START Information
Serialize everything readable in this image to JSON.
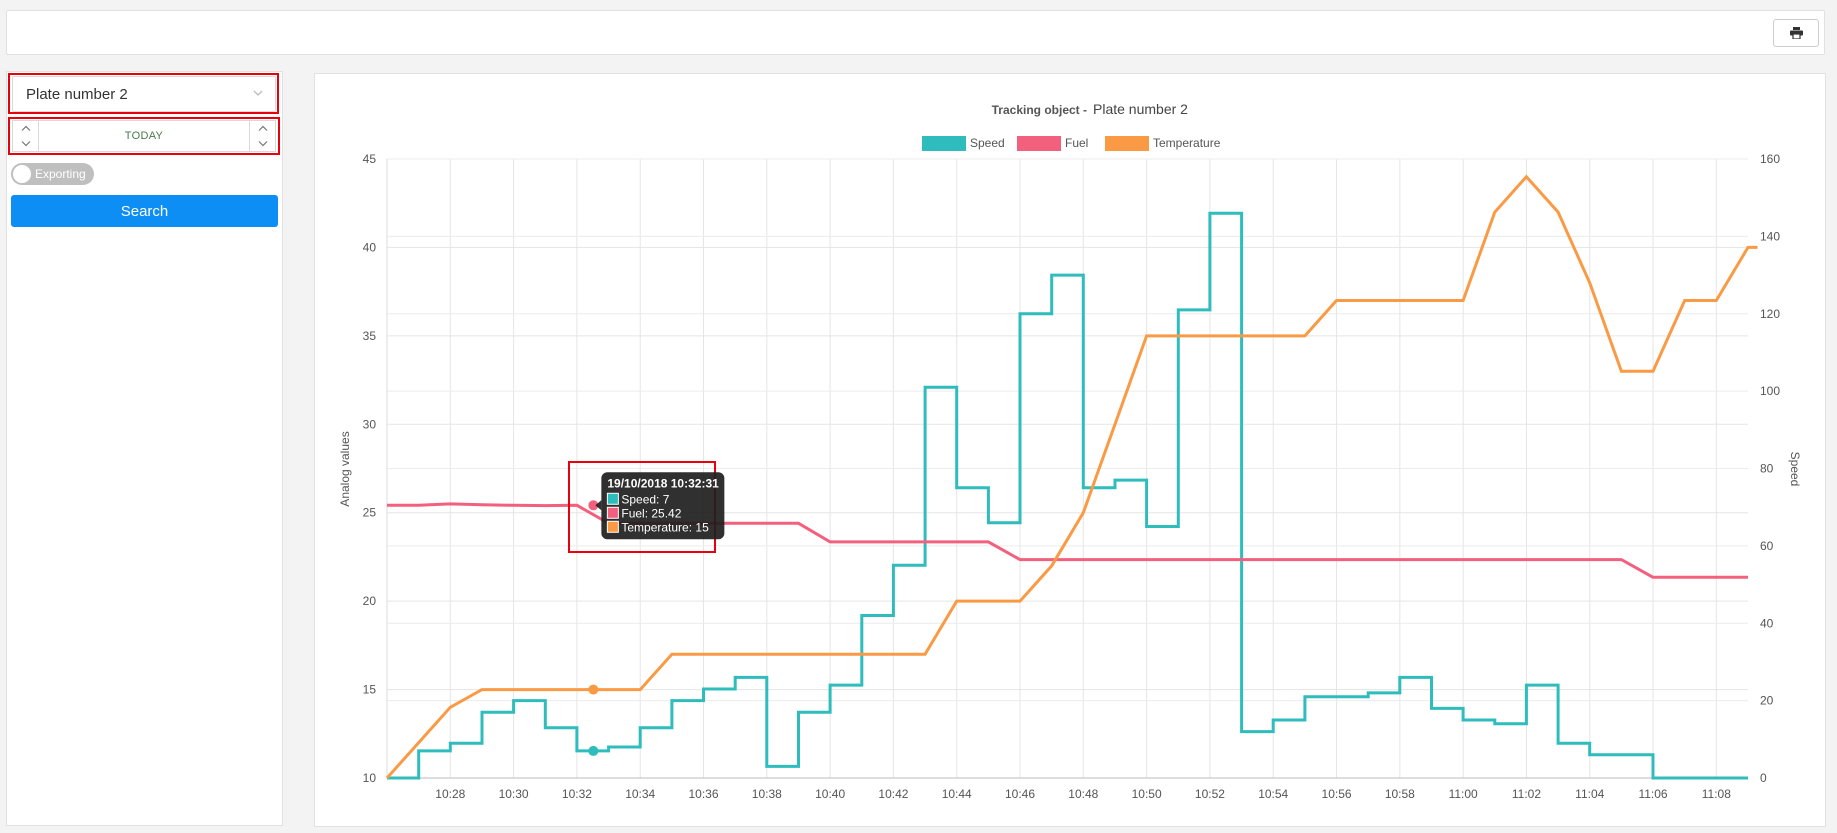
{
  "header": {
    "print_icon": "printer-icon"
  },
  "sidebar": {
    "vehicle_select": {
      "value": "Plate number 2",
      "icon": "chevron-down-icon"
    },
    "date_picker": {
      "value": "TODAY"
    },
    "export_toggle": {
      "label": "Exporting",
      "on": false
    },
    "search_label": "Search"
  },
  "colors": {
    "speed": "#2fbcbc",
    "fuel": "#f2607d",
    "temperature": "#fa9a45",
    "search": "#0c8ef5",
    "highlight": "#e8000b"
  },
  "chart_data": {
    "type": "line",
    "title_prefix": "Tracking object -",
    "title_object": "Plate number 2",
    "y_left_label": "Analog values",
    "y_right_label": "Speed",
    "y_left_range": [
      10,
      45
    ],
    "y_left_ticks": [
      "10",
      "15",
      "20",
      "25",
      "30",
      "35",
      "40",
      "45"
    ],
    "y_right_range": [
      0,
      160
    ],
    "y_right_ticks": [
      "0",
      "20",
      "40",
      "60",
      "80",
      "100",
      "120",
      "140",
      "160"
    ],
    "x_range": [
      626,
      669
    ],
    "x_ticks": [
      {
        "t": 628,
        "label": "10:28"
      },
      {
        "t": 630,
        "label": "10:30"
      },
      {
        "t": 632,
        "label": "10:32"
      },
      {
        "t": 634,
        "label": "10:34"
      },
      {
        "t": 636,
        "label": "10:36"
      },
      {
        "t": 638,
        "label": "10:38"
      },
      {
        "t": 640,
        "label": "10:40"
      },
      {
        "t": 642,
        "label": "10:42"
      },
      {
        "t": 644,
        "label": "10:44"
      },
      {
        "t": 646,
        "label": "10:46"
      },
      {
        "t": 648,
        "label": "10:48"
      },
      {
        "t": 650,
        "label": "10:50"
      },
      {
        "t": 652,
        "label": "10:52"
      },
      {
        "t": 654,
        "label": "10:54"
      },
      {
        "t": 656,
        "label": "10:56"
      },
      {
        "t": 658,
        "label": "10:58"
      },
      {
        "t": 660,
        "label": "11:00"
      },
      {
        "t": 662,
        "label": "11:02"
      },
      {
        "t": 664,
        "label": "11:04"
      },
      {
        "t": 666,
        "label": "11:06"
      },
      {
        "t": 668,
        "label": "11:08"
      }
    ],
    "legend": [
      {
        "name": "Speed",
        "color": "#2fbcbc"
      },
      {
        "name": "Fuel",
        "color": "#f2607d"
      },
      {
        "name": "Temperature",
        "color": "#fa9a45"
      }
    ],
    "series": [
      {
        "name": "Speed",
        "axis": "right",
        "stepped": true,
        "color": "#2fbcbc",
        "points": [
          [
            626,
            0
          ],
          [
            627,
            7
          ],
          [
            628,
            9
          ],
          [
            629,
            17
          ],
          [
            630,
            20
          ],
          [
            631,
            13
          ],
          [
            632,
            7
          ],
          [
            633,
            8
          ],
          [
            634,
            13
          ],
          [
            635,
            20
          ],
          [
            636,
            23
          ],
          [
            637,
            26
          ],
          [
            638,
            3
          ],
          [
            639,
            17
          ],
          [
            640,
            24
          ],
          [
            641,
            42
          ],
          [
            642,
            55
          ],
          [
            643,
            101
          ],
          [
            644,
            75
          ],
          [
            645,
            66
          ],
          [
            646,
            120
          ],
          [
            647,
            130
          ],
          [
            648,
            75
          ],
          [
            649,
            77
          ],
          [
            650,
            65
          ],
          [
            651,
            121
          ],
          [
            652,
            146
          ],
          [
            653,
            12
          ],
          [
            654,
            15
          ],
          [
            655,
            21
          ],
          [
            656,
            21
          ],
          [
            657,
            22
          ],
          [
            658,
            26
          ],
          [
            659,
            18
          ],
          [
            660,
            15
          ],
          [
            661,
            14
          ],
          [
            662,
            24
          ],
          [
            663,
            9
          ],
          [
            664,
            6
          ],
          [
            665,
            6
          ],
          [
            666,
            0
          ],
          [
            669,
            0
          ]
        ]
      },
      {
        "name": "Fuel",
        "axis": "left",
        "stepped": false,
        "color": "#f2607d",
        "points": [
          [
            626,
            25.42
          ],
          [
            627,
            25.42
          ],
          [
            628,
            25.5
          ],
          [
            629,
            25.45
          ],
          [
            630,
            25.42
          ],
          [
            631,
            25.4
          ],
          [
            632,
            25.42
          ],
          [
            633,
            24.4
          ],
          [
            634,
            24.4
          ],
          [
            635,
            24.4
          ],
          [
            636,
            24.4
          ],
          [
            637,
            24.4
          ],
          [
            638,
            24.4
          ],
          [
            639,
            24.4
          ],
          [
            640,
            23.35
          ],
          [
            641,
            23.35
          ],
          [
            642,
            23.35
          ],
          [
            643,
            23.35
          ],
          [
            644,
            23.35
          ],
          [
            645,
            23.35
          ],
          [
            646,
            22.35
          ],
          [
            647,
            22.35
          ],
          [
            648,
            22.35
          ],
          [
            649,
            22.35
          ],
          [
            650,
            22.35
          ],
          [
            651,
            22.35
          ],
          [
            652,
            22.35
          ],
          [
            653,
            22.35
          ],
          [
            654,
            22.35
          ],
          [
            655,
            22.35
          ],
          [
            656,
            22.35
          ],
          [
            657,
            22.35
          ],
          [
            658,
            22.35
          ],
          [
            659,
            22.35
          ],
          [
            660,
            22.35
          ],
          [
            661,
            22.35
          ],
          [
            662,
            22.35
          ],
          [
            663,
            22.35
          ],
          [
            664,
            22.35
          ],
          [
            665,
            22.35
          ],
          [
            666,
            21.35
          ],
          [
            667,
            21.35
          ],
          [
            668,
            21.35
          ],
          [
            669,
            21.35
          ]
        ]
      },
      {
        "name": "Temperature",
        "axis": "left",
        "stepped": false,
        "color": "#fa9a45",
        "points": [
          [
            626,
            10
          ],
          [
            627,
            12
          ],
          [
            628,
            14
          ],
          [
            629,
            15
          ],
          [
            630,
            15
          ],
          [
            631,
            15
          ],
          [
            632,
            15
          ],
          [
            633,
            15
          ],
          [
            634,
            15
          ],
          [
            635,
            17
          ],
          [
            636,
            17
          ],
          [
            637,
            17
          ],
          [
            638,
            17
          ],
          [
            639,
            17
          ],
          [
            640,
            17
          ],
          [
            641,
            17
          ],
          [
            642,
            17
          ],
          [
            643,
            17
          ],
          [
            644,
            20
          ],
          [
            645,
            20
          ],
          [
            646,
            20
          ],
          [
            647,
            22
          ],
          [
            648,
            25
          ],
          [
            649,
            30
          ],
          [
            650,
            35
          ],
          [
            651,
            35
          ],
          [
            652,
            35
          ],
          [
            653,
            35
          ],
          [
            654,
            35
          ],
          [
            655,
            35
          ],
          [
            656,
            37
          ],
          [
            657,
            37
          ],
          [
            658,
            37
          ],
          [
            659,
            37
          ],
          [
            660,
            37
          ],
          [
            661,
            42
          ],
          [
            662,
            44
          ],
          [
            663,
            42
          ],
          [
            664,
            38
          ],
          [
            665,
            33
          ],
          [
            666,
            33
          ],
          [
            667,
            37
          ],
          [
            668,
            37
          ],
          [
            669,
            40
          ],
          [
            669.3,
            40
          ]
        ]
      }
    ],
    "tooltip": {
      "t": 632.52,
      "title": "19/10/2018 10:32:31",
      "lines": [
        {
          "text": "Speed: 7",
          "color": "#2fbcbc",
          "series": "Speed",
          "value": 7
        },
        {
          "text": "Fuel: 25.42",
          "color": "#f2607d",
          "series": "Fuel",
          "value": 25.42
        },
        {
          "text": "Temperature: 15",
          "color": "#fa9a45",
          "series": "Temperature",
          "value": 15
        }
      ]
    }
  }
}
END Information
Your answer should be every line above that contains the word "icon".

**Response area**
    "print_icon": "printer-icon"
      "icon": "chevron-down-icon"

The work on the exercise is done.